The hundreds of thousands of women and various groups of liberal persuasion hitting the streets on the very first day of the new presidency is apparently amid fears against the Trump’s reported misogynistic views against women, minorities and Muslims.

Many have compared US President Trump and Indian Prime Minister Narendra Modi for sharing similar characteristics that appealed to the listless and angry middle class, spiralling them into a position of power the way no pollster could predict.

However, Modi, despite his fair share of bitter critics, was received with great hope and celebration as Prime Minister in India, unlike Trump, who seems to have left a large section of American population battling in vain to come to terms with the new reality.

But it fails to make good sense that people should come on to the streets to protest a presidency that is yet to make a beginning.

Trump may not inspire confidence for many, but still he made it to the top position in a national election.

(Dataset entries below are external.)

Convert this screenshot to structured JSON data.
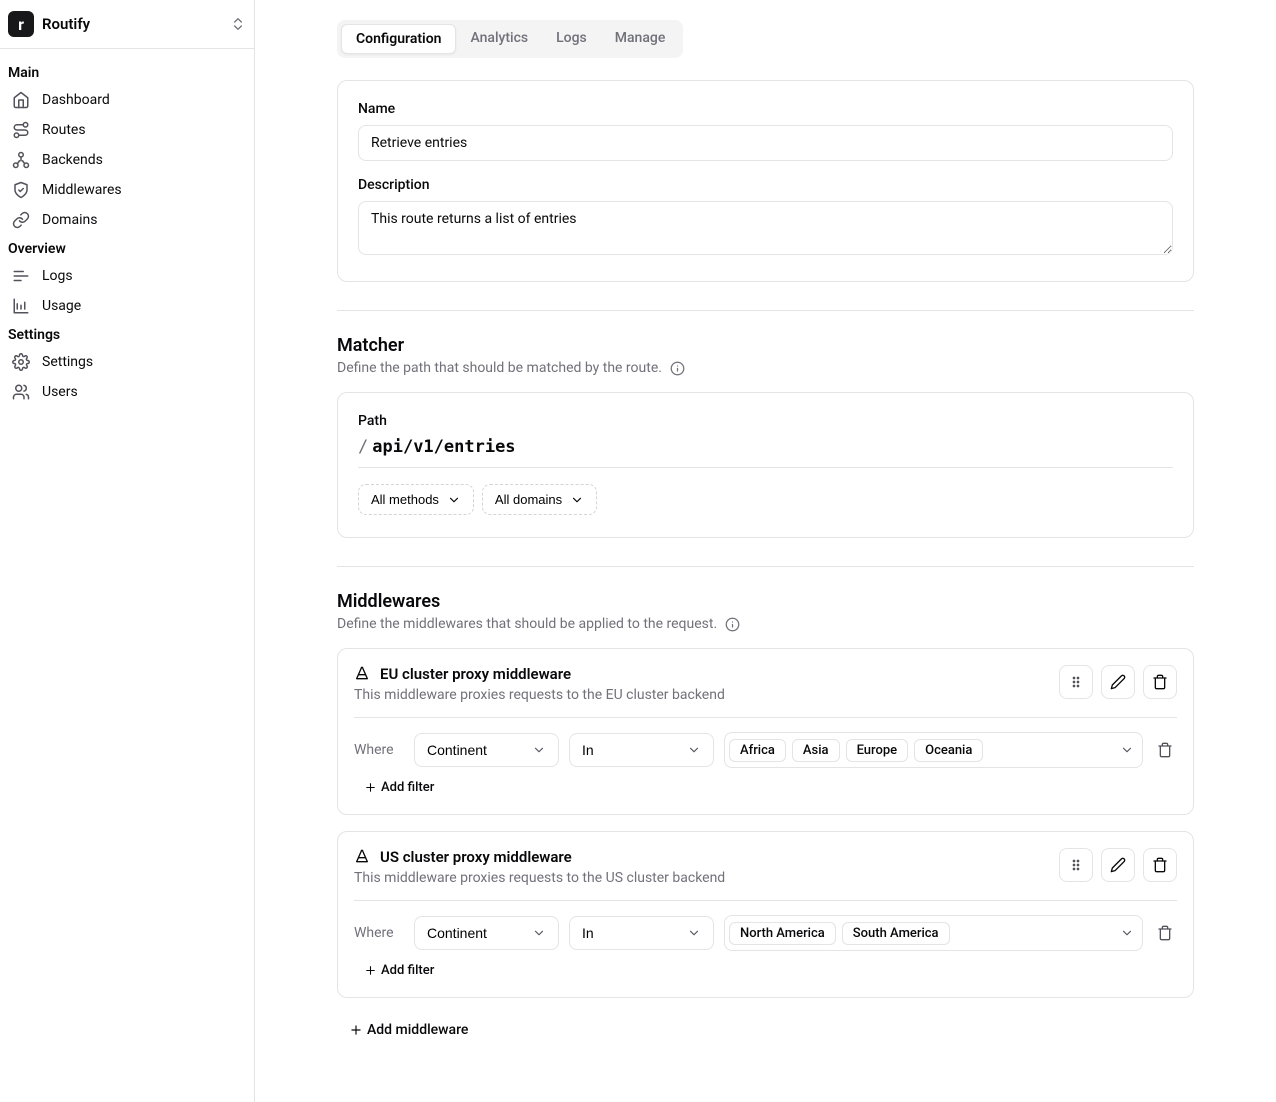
{
  "brand": {
    "name": "Routify",
    "logo_letter": "r"
  },
  "sidebar": {
    "sections": [
      {
        "title": "Main",
        "items": [
          {
            "label": "Dashboard",
            "icon": "home"
          },
          {
            "label": "Routes",
            "icon": "route"
          },
          {
            "label": "Backends",
            "icon": "backends"
          },
          {
            "label": "Middlewares",
            "icon": "shield"
          },
          {
            "label": "Domains",
            "icon": "link"
          }
        ]
      },
      {
        "title": "Overview",
        "items": [
          {
            "label": "Logs",
            "icon": "logs"
          },
          {
            "label": "Usage",
            "icon": "chart"
          }
        ]
      },
      {
        "title": "Settings",
        "items": [
          {
            "label": "Settings",
            "icon": "gear"
          },
          {
            "label": "Users",
            "icon": "users"
          }
        ]
      }
    ]
  },
  "tabs": [
    {
      "label": "Configuration",
      "active": true
    },
    {
      "label": "Analytics",
      "active": false
    },
    {
      "label": "Logs",
      "active": false
    },
    {
      "label": "Manage",
      "active": false
    }
  ],
  "form": {
    "name_label": "Name",
    "name_value": "Retrieve entries",
    "desc_label": "Description",
    "desc_value": "This route returns a list of entries"
  },
  "matcher": {
    "title": "Matcher",
    "desc": "Define the path that should be matched by the route.",
    "path_label": "Path",
    "path_value": "api/v1/entries",
    "methods_label": "All methods",
    "domains_label": "All domains"
  },
  "middlewares": {
    "title": "Middlewares",
    "desc": "Define the middlewares that should be applied to the request.",
    "add_label": "Add middleware",
    "items": [
      {
        "title": "EU cluster proxy middleware",
        "desc": "This middleware proxies requests to the EU cluster backend",
        "where": "Where",
        "field": "Continent",
        "op": "In",
        "tags": [
          "Africa",
          "Asia",
          "Europe",
          "Oceania"
        ],
        "add_filter": "Add filter"
      },
      {
        "title": "US cluster proxy middleware",
        "desc": "This middleware proxies requests to the US cluster backend",
        "where": "Where",
        "field": "Continent",
        "op": "In",
        "tags": [
          "North America",
          "South America"
        ],
        "add_filter": "Add filter"
      }
    ]
  }
}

What do the street protests across the United States hope to achieve a day after the inauguration is unclear. Obviously, Trump is not going to step down because a few million marchers staged protests. There is no way that Hillary Clinton or somebody else in Republican Party can replace him – at least not in the immediate future.

But by denying him his right to function as President from the very first day, these protestors are unwittingly generating silent support to Trump. The new President needs to be given time to make his mistakes, before he can be judged for his actions.

But by still harping on his past indiscretions, the dissenters are coming in the way of a democratically elected President to make a difference – for good or bad. This turn of events will further convince the Middle America that voted with so much conviction for Trump that an ‘outsider’ like the new President was not being allowed to sit in the Oval Office, as they had always suspected.

Trump may prove to be a damp squib sooner than later. But not if he is not given a chance.